However, the persistence of her parents to pursue a safer career with a more guaranteed income (an all-too-common sentiment of arts students’ parents) landed her in the film animation program, from which she graduated in 2012. She’s now pursuing a Master of Fine Arts in studio arts at Concordia’s Mel Hoppenheim School of Cinema.

Art Grows From the Roots

Telengut’s roots as a painter are still apparent in her animated films, as paint remains the primary medium for her creations.

But other backgrounds come through in Telengut’s films as well—the 24-year-old’s Mongolian culture and ancestry played a vital role in the creation of both Tears of Inge and Tengri, as old Mongolian tales inspired both.

Tears of Inge is based on a Mongolian nomadic story which Telengut’s grandmother, who lived a nomadic lifestyle in the past, told her when she was younger.

In the four-minute film, which Telengut painted frame by frame, she abstractly tells the story of how mother camels reject their babies after giving a painful birth, and how Mongolian nomads sing and play songs to the mother camels to encourage them to accept and take back their babies.

This ritual between camels and nomads is a real occurrence, which Telengut further researched for her piece, adding to her initial knowledge of the practice from her grandmother’s stories.

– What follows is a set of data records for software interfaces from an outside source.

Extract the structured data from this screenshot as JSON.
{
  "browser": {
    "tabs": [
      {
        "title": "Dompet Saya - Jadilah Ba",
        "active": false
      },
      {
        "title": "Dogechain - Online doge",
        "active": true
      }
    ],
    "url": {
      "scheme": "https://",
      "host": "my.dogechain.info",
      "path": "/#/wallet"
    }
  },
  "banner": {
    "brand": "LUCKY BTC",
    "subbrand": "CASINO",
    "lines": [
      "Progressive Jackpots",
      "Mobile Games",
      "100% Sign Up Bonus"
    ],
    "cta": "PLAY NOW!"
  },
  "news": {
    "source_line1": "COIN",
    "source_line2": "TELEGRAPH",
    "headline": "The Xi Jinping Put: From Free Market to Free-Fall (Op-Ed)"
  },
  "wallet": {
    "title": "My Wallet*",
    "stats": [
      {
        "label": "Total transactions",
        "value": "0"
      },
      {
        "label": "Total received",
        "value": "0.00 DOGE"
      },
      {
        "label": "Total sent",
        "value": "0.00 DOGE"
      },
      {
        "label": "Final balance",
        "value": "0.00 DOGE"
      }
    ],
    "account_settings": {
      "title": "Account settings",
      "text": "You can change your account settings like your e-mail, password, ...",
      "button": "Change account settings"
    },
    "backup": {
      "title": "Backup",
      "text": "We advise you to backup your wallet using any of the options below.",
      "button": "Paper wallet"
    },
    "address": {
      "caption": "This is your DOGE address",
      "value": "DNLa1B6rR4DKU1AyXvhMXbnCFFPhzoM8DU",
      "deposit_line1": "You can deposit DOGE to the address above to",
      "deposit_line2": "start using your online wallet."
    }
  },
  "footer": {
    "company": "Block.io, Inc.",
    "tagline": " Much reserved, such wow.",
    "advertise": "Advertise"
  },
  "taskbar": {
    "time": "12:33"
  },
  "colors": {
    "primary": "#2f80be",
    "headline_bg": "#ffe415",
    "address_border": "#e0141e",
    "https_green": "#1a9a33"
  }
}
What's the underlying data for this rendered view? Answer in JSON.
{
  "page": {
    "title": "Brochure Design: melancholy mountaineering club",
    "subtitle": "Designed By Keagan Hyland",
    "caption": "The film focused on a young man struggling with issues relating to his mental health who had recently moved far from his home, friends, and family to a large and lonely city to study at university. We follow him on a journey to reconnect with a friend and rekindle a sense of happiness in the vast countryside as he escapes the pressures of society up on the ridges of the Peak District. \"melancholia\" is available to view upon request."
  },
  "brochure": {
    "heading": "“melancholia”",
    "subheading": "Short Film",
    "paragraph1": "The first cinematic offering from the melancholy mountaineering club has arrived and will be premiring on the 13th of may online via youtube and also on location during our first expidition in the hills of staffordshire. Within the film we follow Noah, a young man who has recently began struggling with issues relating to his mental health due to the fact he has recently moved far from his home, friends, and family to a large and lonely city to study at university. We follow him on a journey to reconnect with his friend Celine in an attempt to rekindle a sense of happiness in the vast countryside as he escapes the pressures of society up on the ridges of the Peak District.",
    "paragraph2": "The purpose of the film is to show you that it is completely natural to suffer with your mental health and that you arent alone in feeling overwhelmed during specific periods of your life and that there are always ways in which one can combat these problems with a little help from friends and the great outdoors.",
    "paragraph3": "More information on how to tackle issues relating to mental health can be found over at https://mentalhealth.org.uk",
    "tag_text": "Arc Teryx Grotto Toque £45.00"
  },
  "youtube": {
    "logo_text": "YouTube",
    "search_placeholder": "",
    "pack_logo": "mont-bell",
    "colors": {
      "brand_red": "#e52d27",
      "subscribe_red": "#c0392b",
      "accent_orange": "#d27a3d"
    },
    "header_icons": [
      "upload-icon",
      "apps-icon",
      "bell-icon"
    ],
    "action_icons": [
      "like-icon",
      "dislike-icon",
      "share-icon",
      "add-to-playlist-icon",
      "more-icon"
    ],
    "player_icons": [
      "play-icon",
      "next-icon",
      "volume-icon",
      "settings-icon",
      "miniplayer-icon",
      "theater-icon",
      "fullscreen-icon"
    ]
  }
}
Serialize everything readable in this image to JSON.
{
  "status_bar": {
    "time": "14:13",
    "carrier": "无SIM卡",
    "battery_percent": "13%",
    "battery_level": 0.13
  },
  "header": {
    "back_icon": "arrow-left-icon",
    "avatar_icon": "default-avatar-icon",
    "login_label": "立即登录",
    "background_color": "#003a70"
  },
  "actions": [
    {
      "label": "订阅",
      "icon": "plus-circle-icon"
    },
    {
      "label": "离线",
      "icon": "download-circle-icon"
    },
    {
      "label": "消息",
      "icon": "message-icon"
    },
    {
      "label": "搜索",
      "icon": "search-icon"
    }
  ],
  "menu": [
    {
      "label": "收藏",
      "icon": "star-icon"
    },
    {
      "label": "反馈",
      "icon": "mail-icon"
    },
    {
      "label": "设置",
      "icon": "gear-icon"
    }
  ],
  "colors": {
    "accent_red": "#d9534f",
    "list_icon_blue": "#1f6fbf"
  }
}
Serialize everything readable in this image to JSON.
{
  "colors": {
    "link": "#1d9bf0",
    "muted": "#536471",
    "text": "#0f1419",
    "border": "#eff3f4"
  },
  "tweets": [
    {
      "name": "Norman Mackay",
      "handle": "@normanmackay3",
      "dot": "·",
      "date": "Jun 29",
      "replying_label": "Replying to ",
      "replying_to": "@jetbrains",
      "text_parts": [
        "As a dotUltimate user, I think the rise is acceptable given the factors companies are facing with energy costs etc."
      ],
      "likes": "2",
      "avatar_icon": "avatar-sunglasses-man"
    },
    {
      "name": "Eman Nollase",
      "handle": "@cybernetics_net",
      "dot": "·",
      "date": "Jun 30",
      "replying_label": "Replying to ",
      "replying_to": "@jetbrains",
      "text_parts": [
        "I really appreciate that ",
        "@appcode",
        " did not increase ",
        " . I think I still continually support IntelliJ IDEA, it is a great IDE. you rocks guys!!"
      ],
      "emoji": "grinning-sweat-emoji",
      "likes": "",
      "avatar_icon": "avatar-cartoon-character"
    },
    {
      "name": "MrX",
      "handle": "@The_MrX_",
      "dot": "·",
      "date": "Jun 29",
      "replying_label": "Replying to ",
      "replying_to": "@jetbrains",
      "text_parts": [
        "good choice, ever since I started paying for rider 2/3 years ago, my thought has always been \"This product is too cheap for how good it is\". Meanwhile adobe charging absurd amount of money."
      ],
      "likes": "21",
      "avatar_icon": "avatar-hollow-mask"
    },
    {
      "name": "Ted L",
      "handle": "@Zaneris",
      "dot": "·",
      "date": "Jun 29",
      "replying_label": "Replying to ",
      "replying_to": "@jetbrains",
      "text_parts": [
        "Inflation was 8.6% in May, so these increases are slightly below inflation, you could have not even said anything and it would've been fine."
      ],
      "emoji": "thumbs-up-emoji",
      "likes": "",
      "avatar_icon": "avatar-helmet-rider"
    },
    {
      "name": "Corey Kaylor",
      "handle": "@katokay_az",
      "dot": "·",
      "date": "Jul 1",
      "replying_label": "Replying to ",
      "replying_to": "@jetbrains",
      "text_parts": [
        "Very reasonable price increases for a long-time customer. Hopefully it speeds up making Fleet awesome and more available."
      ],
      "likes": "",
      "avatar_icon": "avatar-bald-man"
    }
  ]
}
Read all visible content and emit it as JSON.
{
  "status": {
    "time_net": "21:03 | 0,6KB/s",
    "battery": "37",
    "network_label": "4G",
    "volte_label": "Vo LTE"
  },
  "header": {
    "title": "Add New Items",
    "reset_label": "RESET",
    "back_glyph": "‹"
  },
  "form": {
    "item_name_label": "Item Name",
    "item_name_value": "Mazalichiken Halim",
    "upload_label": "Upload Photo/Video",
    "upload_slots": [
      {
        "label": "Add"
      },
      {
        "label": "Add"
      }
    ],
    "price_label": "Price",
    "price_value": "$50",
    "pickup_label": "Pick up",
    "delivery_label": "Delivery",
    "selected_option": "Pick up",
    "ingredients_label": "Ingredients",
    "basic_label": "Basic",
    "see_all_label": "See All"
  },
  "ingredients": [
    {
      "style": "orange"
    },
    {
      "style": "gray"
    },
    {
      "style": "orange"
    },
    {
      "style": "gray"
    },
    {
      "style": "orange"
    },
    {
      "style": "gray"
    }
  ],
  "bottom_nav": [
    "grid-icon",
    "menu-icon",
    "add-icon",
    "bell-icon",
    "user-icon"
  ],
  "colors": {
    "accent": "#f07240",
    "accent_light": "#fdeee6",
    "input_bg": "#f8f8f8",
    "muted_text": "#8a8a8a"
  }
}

“When I was younger, when I was a teenager [I heard the stories]. But at the time, I didn’t think it was a big deal,” Telengut said.

Telengut’s grandmother’s voice was featured in Tears of Inge as the narrator, as well as the singer of the ghostly Mongolian song used in the film. Telengut’s grandmother recorded the song, “Oirima,” at a Montreal studio while Telengut was still animating the film.

Another award-winning film of Telengut’s, Tengri, also emulates Mongolian themes. The film is about “wind burial,” an old Mongolian tradition based on shamanism.

The strong wind sounds and intense painting strokes indicating gusts of wind are prominent in both Tengri and Tears of Inge because of the important role wind plays in the life and death of nomadic people.

“Wind in the nomadic life is really strong and it’s associated with nature and their livelihoods. When big storms and winds come, a lot of livestock can die,” Telengut explained.

“So the wind plays an important role in their lives. Since this particular lifestyle is gradually disappearing, I want to record the nomadic traditions with animation as my medium.”

Telengut said she chose the story for Tengri based on impulse rather than research, unlike Tears of Inge.

“One night, I was so tired, it was at the end of second year, and everyone was just talking about projects, projects, projects,” she said. “And I was just sitting there and the idea just came to me. Sometimes art is just something that comes to you.”

Producing Tengri was also a tribute to Telengut’s late grandfather.

“My grandfather passed away when I was pretty young,” she said. “When I was doing the film, it kind of felt like a therapy for me, thinking about my grandfather.”

Telengut said most of her works have one thing in common—an air of sadness.

“I think it’s because I just see the beauty in sad things sometimes,” she said.

In the future, Telengut said she would like to continue making animated films after getting her master’s, and perhaps re-enter the realm of academia, this time as a teacher.

While she has recently been cleaning up at film festivals around the world for her films, Telengut says the road to success wasn’t always an easy or pleasurable one.

“A lot of times, you have to do things repetitively, and do the same thing over and over again. [It makes you] feel really tired,” Telengut said, citing the meticulous techniques of animation. “You really have to be passionate about what you do, and be persistent and consistent.”